As always, we began this Carrot Sticks with another introduction of myself, Rileigh, and Leah to the classes of kindergarten, 1st, and 2nd grade classes when we met at our designated times. The students remembered us and were very very excited to see us again this week. Most of the students entered the pavilion, outside, and immediately started asking questions about what they were going to learn about today and what type of smoothie were they going to try today. This made all 3 of us really happy. I’m especially happy about this because it really makes me think that what we’re educating these children on, is actually sticking. They’re really becoming interested in different food cultures and learning about different fruits in the process.
This week we decided to go along with our Asia theme and introduce the country of Vietnam to the students. We had maps of the continent of Asia on each table, approximately 2 students to each map. We asked them if they could point out Vietnam on the map and if they ever heard of the country Vietnam. Most students heard of Vietnam but, very few could point out the country on the map we provided. We asked the class as a whole if they had ever eaten Vietnamese foods or knew of any examples of Vietnamese foods. Most named common Asian foods like fried rice and noodles. But again, very few could be specific about the difference of Asian foods compared to Vietnamese foods. Then, we introduced the avocado to the classes.
In this part of the lesson, we asked if anyone knew what an avocado was, where it grew from, and if anyone ever ate an avocado before. This is where the children really got involved. My interpretation of it was, they really like the pronunciation of the word avocado. So, this seemed to really get them more involved. Plus, they knew us pretty well at this point so; no one was really shy about asking questions or answering our questions. Then, we showed them the MyPlate poster again. We asked them if they could tell us where avocados fit in on the poster. A lot of children thought avocados were vegetables. They were surprised to find out that they were fruit.
The next step we did was actually showing them what a sliced avocado looked like before being pitted.
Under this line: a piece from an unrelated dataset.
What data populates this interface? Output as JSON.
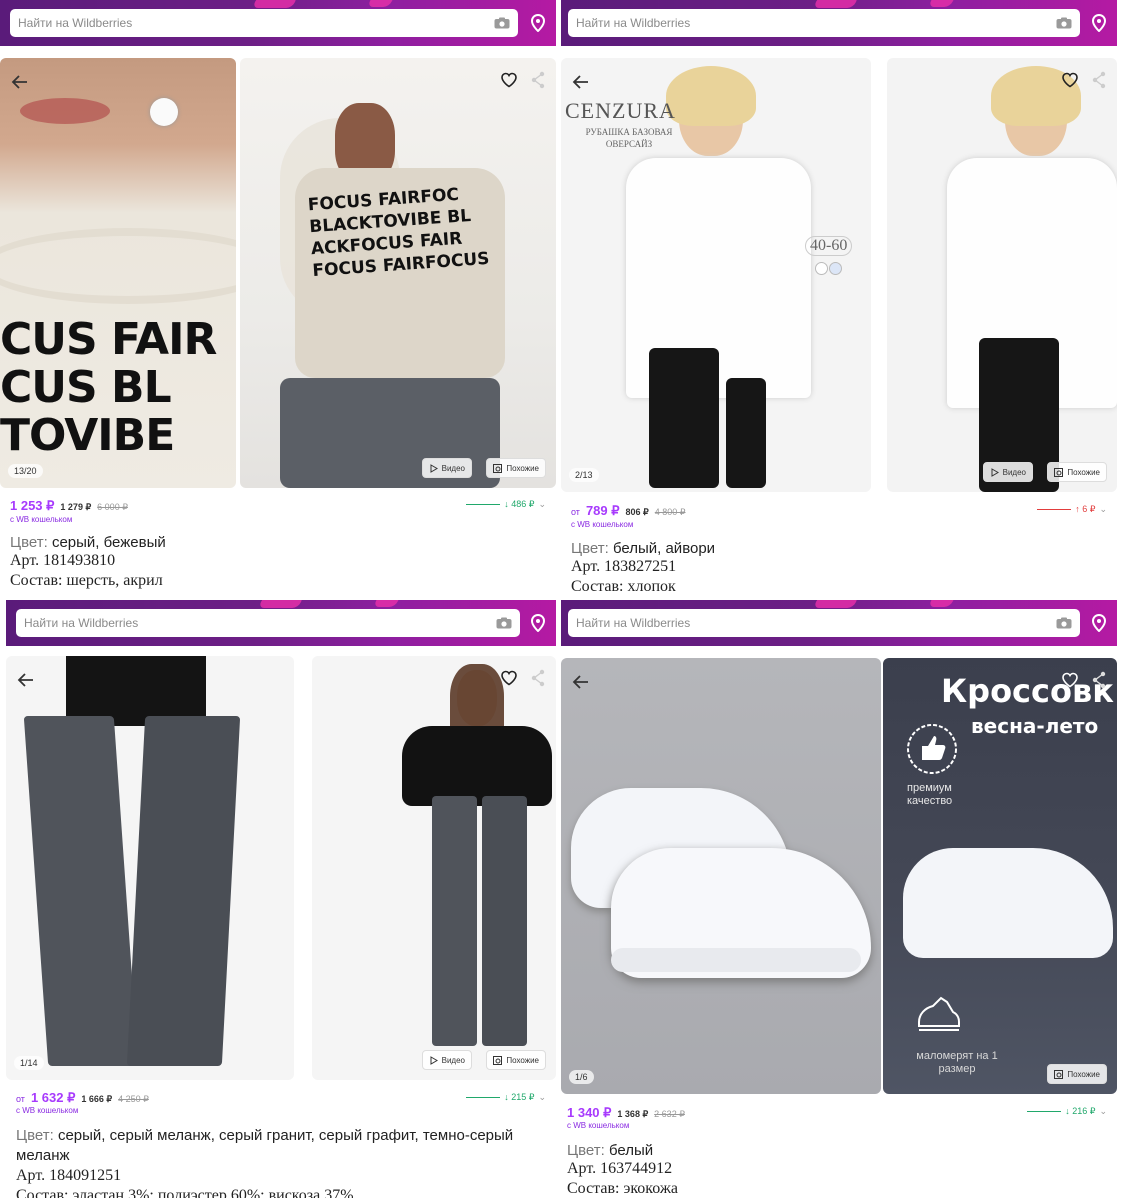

The children LOVED this part. We passed around an avocado whole so, they could feel how rough the outside of it was and how to smelled. As we passed around the fruit, we discussed the health benefits to the class. We talked about hydration, vitamin A, vitamin E, and potassium. I was happy to see that they remembered our talks about hydration in the past few weeks. They immediately knew that fruit helped when you were dehydrated. We also talked about the importance of whole grains and how whole grains were a normal meal in Vietnam. We asked the class to name some types of whole grains that they would eat for breakfast, lunch, and dinner.
Our activity was a coloring page of a traditional noodle soup picture. This was to go over the importance of whole grains due to energy needs, growth purposes, etc. The other activity we had for the children was an ornament craft. It was a flag of Vietnam on one side and a place for the children to draw their own picture on the other side. Many of the students made them into purses and necklaces.
Our snack we provided for them while they worked on their activities was a pineapple cranberry avocado smoothie. It consisted of diced pineapples, avocados, cranberry juice, and a splash of orange juice. The children really liked the taste of it but, didn’t like the smell of it at first. This would be the only thing that I would’ve changed if I had the chance to do it all over again.
Overall though, I enjoyed the class again. The children really seem to be learning more and more each week so, that’s all I can really ask for 🙂